¶5 And again, not unlike the language criticized in Lewis v. State, 569 P.2d 486 (Okl.Cr. 1977), the prosecutor went beyond the bounds of proper argument by indirect reference to the appellant as a liar:

". . . Were these Defendants mistaken or were they lying to you when they told you that? . . ."

¶6 Additionally, at page 550 of the transcript the prosecutor remarked:

"What we lawyers say is not evidence. You have already heard the evidence. You don't have to presume them innocent any longer because you're not going to hear anymore evidence. He says that they are cloaked in a cloak of innocence. I say to you, not me, but the evidence has removed that cloak and shown you what they really are . . ."

Turning next to the prosecutor's "signpost" argument, we find language playing on societal alarm, condemned by this Court in Cooper v. State, 584 P.2d 234 (Okl.Cr. 1978):

"Do you want the kind of city where a 17 year old girl can have the opportunity to go out and make a decent living: Or do you want it like New York where you can't go out at night?" [Tr. 547]

"During the five years that I have been in prosecution, I have developed in my opinion what I consider an expertise in making a recommendation as fair and just punishment under the facts and circumstances and I have one to make today to you people." [Tr. 551]

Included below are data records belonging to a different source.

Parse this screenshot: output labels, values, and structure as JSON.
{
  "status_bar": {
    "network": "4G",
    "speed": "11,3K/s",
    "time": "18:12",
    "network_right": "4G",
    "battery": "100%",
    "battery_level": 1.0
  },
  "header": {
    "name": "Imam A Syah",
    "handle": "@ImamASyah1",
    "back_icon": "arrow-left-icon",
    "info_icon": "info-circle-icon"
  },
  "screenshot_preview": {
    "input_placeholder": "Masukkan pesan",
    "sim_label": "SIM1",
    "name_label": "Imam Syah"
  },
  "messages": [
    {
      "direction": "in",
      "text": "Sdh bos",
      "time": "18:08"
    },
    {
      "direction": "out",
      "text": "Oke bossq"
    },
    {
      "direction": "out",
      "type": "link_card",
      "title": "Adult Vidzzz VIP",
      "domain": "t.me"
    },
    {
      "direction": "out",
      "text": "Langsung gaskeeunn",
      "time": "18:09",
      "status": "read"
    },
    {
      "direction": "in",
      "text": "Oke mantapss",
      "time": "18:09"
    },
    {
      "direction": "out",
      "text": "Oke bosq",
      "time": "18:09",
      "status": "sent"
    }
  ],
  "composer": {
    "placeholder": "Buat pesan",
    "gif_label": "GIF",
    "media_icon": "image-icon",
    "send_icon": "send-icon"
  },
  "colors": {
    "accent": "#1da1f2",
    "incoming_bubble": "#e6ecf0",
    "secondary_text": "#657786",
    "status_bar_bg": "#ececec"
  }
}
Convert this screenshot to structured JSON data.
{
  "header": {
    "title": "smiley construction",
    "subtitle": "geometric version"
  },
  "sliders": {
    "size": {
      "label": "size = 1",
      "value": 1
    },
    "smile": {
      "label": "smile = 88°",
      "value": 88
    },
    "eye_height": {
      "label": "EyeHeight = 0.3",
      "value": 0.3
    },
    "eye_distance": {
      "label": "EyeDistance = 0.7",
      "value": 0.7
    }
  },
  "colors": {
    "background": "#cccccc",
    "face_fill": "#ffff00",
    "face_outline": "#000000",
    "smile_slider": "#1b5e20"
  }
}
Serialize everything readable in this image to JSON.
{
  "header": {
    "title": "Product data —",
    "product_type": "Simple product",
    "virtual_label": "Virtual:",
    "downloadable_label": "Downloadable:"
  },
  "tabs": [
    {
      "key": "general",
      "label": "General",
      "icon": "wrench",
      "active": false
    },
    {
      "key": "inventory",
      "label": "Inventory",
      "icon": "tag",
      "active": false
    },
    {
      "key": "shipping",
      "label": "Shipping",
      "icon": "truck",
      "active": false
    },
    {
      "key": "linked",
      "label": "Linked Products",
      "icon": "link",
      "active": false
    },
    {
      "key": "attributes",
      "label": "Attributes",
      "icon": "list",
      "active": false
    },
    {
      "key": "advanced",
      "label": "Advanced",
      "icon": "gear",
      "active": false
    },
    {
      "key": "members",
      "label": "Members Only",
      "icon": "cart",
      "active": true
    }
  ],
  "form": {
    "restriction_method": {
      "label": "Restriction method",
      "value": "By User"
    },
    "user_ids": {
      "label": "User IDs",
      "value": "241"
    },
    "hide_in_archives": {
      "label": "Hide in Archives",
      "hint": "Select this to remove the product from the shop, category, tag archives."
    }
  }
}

"Tulsa is a great place, but every time, every time, every time a criminal case is committed, the victim suffers, the people suffer and you have a golden opportunity. You have a chance to say your piece. I told you during voir dire and you agree with me that you were the last wall between an ordered society and chaos. And with regard to the chaotic society that we live in today, there is a sign post that's on the edge of Tulsa. And it says. `Tulsa: a Law and Order Town Where The People Rule.' And every time a crime is committed, every time one of our citizens is violated, every time someone gets hurt at the hands of a criminal, the sign gets run over and it's driven upon and you can't see it hardly anymore. I can't do it alone. I want to lift that sign up and put it back up and take it out of the hands of people like the gunners and the wheel men and dust it off and when somebody comes to our town and wants to run it over again he's going to see it up. `Tulsa, We Are a Law and Order Town Where The People Rule.' That's why the recommendations, ladies and gentlemen. Do you want them out? Do you want to put them in a position where they can come out and do it again or do you want to speak once and for all and say no?" [Tr. 551-552]

Similar comments, instilling in jurors minds the impression that they are accountable for the burgeoning crime rate, were found to be reprehensible and constituting error in Robinson v. State, 521 P.2d 1401 (Okl.Cr. 1974).

¶7 Furthermore, in our opinion, when taken as a whole the prosecutor's prejudicial statements are in contravention of sections 3-5.8 and 3-5.9 of the American Bar Association Standards for Criminal Justice, relating to the prosecution function. Accordingly, the judgment and sentence is REVERSED AND REMANDED FOR NEW TRIAL.

[629 P.2d 370]

BRETT, P.J., concurs.

BUSSEY, J., dissents.